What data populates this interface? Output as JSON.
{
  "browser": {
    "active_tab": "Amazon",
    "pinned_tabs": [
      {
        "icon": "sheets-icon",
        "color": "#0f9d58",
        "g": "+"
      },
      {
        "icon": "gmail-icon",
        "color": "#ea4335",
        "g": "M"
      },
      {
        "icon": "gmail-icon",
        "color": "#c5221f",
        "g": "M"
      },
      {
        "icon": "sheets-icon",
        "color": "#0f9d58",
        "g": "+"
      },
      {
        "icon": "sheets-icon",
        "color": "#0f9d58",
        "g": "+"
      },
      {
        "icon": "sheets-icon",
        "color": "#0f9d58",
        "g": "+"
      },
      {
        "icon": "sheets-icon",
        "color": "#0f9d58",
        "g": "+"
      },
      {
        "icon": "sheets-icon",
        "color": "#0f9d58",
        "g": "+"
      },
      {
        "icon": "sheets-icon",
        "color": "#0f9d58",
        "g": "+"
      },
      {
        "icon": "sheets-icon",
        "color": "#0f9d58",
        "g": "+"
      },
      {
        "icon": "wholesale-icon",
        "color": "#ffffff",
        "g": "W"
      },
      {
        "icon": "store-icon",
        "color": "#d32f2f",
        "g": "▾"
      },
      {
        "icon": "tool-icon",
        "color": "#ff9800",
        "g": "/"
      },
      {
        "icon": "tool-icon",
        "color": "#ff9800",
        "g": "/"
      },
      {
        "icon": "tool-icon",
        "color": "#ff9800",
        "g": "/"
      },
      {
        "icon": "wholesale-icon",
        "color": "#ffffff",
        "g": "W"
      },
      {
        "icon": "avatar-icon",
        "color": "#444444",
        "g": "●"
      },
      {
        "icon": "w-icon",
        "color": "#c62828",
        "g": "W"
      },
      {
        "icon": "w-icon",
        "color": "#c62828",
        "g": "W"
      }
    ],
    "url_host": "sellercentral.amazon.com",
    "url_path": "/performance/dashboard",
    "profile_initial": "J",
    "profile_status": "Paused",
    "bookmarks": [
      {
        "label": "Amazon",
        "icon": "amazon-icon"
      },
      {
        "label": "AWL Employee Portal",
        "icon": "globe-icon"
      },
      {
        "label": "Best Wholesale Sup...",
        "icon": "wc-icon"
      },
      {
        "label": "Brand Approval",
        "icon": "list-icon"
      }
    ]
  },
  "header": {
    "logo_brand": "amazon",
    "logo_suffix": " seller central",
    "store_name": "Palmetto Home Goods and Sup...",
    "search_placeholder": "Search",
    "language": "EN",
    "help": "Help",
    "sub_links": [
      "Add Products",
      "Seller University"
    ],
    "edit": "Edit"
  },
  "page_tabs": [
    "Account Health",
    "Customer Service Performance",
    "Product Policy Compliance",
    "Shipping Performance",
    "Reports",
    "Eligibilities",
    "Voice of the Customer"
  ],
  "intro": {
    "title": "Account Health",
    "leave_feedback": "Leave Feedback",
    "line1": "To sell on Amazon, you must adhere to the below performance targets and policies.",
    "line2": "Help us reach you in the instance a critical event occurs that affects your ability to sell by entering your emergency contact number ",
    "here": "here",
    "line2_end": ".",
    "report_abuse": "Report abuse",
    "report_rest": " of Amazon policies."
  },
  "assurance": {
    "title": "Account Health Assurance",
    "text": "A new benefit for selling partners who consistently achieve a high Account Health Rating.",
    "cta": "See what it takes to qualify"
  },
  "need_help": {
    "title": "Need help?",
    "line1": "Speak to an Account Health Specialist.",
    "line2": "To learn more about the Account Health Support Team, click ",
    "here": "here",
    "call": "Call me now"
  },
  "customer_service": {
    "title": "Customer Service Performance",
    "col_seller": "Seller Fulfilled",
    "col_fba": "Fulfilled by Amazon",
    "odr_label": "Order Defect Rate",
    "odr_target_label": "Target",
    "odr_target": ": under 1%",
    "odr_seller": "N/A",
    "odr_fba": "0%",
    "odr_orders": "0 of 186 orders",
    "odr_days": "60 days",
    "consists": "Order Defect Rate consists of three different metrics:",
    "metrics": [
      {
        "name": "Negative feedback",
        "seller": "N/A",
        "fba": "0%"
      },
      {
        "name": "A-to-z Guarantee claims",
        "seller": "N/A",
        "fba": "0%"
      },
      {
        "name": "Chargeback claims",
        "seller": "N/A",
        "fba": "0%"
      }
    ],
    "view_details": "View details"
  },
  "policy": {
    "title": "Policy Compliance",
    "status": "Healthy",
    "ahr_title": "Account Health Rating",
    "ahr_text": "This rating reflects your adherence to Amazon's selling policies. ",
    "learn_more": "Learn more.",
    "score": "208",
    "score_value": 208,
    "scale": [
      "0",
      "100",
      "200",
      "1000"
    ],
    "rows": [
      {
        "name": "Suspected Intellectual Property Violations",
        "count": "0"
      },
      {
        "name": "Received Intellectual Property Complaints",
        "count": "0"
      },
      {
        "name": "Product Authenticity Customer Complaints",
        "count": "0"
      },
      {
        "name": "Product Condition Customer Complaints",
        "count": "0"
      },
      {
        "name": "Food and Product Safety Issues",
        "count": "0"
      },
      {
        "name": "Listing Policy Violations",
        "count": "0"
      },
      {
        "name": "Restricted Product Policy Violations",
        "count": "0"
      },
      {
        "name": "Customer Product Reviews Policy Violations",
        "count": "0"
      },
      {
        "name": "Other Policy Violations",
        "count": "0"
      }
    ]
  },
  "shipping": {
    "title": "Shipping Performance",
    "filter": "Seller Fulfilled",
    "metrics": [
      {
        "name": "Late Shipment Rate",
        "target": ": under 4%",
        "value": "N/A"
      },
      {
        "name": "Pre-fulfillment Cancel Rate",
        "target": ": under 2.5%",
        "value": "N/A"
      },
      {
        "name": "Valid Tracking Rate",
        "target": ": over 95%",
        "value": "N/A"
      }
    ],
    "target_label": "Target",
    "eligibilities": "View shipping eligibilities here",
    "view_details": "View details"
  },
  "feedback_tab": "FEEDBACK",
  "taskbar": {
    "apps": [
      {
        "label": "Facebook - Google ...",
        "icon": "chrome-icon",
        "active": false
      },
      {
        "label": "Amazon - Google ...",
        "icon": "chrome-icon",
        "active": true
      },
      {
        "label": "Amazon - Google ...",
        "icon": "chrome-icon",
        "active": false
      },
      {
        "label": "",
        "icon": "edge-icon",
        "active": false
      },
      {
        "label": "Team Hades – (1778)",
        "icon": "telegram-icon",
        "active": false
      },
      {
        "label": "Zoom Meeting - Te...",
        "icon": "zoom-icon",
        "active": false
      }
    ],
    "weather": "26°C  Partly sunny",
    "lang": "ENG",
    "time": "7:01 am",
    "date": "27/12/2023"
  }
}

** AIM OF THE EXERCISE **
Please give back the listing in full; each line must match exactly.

** COMPLETED EXERCISE **
What data populates this interface? Output as JSON.
{
  "browser": {
    "active_tab": "Amazon",
    "pinned_tabs": [
      {
        "icon": "sheets-icon",
        "color": "#0f9d58",
        "g": "+"
      },
      {
        "icon": "gmail-icon",
        "color": "#ea4335",
        "g": "M"
      },
      {
        "icon": "gmail-icon",
        "color": "#c5221f",
        "g": "M"
      },
      {
        "icon": "sheets-icon",
        "color": "#0f9d58",
        "g": "+"
      },
      {
        "icon": "sheets-icon",
        "color": "#0f9d58",
        "g": "+"
      },
      {
        "icon": "sheets-icon",
        "color": "#0f9d58",
        "g": "+"
      },
      {
        "icon": "sheets-icon",
        "color": "#0f9d58",
        "g": "+"
      },
      {
        "icon": "sheets-icon",
        "color": "#0f9d58",
        "g": "+"
      },
      {
        "icon": "sheets-icon",
        "color": "#0f9d58",
        "g": "+"
      },
      {
        "icon": "sheets-icon",
        "color": "#0f9d58",
        "g": "+"
      },
      {
        "icon": "wholesale-icon",
        "color": "#ffffff",
        "g": "W"
      },
      {
        "icon": "store-icon",
        "color": "#d32f2f",
        "g": "▾"
      },
      {
        "icon": "tool-icon",
        "color": "#ff9800",
        "g": "/"
      },
      {
        "icon": "tool-icon",
        "color": "#ff9800",
        "g": "/"
      },
      {
        "icon": "tool-icon",
        "color": "#ff9800",
        "g": "/"
      },
      {
        "icon": "wholesale-icon",
        "color": "#ffffff",
        "g": "W"
      },
      {
        "icon": "avatar-icon",
        "color": "#444444",
        "g": "●"
      },
      {
        "icon": "w-icon",
        "color": "#c62828",
        "g": "W"
      },
      {
        "icon": "w-icon",
        "color": "#c62828",
        "g": "W"
      }
    ],
    "url_host": "sellercentral.amazon.com",
    "url_path": "/performance/dashboard",
    "profile_initial": "J",
    "profile_status": "Paused",
    "bookmarks": [
      {
        "label": "Amazon",
        "icon": "amazon-icon"
      },
      {
        "label": "AWL Employee Portal",
        "icon": "globe-icon"
      },
      {
        "label": "Best Wholesale Sup...",
        "icon": "wc-icon"
      },
      {
        "label": "Brand Approval",
        "icon": "list-icon"
      }
    ]
  },
  "header": {
    "logo_brand": "amazon",
    "logo_suffix": " seller central",
    "store_name": "Palmetto Home Goods and Sup...",
    "search_placeholder": "Search",
    "language": "EN",
    "help": "Help",
    "sub_links": [
      "Add Products",
      "Seller University"
    ],
    "edit": "Edit"
  },
  "page_tabs": [
    "Account Health",
    "Customer Service Performance",
    "Product Policy Compliance",
    "Shipping Performance",
    "Reports",
    "Eligibilities",
    "Voice of the Customer"
  ],
  "intro": {
    "title": "Account Health",
    "leave_feedback": "Leave Feedback",
    "line1": "To sell on Amazon, you must adhere to the below performance targets and policies.",
    "line2": "Help us reach you in the instance a critical event occurs that affects your ability to sell by entering your emergency contact number ",
    "here": "here",
    "line2_end": ".",
    "report_abuse": "Report abuse",
    "report_rest": " of Amazon policies."
  },
  "assurance": {
    "title": "Account Health Assurance",
    "text": "A new benefit for selling partners who consistently achieve a high Account Health Rating.",
    "cta": "See what it takes to qualify"
  },
  "need_help": {
    "title": "Need help?",
    "line1": "Speak to an Account Health Specialist.",
    "line2": "To learn more about the Account Health Support Team, click ",
    "here": "here",
    "call": "Call me now"
  },
  "customer_service": {
    "title": "Customer Service Performance",
    "col_seller": "Seller Fulfilled",
    "col_fba": "Fulfilled by Amazon",
    "odr_label": "Order Defect Rate",
    "odr_target_label": "Target",
    "odr_target": ": under 1%",
    "odr_seller": "N/A",
    "odr_fba": "0%",
    "odr_orders": "0 of 186 orders",
    "odr_days": "60 days",
    "consists": "Order Defect Rate consists of three different metrics:",
    "metrics": [
      {
        "name": "Negative feedback",
        "seller": "N/A",
        "fba": "0%"
      },
      {
        "name": "A-to-z Guarantee claims",
        "seller": "N/A",
        "fba": "0%"
      },
      {
        "name": "Chargeback claims",
        "seller": "N/A",
        "fba": "0%"
      }
    ],
    "view_details": "View details"
  },
  "policy": {
    "title": "Policy Compliance",
    "status": "Healthy",
    "ahr_title": "Account Health Rating",
    "ahr_text": "This rating reflects your adherence to Amazon's selling policies. ",
    "learn_more": "Learn more.",
    "score": "208",
    "score_value": 208,
    "scale": [
      "0",
      "100",
      "200",
      "1000"
    ],
    "rows": [
      {
        "name": "Suspected Intellectual Property Violations",
        "count": "0"
      },
      {
        "name": "Received Intellectual Property Complaints",
        "count": "0"
      },
      {
        "name": "Product Authenticity Customer Complaints",
        "count": "0"
      },
      {
        "name": "Product Condition Customer Complaints",
        "count": "0"
      },
      {
        "name": "Food and Product Safety Issues",
        "count": "0"
      },
      {
        "name": "Listing Policy Violations",
        "count": "0"
      },
      {
        "name": "Restricted Product Policy Violations",
        "count": "0"
      },
      {
        "name": "Customer Product Reviews Policy Violations",
        "count": "0"
      },
      {
        "name": "Other Policy Violations",
        "count": "0"
      }
    ]
  },
  "shipping": {
    "title": "Shipping Performance",
    "filter": "Seller Fulfilled",
    "metrics": [
      {
        "name": "Late Shipment Rate",
        "target": ": under 4%",
        "value": "N/A"
      },
      {
        "name": "Pre-fulfillment Cancel Rate",
        "target": ": under 2.5%",
        "value": "N/A"
      },
      {
        "name": "Valid Tracking Rate",
        "target": ": over 95%",
        "value": "N/A"
      }
    ],
    "target_label": "Target",
    "eligibilities": "View shipping eligibilities here",
    "view_details": "View details"
  },
  "feedback_tab": "FEEDBACK",
  "taskbar": {
    "apps": [
      {
        "label": "Facebook - Google ...",
        "icon": "chrome-icon",
        "active": false
      },
      {
        "label": "Amazon - Google ...",
        "icon": "chrome-icon",
        "active": true
      },
      {
        "label": "Amazon - Google ...",
        "icon": "chrome-icon",
        "active": false
      },
      {
        "label": "",
        "icon": "edge-icon",
        "active": false
      },
      {
        "label": "Team Hades – (1778)",
        "icon": "telegram-icon",
        "active": false
      },
      {
        "label": "Zoom Meeting - Te...",
        "icon": "zoom-icon",
        "active": false
      }
    ],
    "weather": "26°C  Partly sunny",
    "lang": "ENG",
    "time": "7:01 am",
    "date": "27/12/2023"
  }
}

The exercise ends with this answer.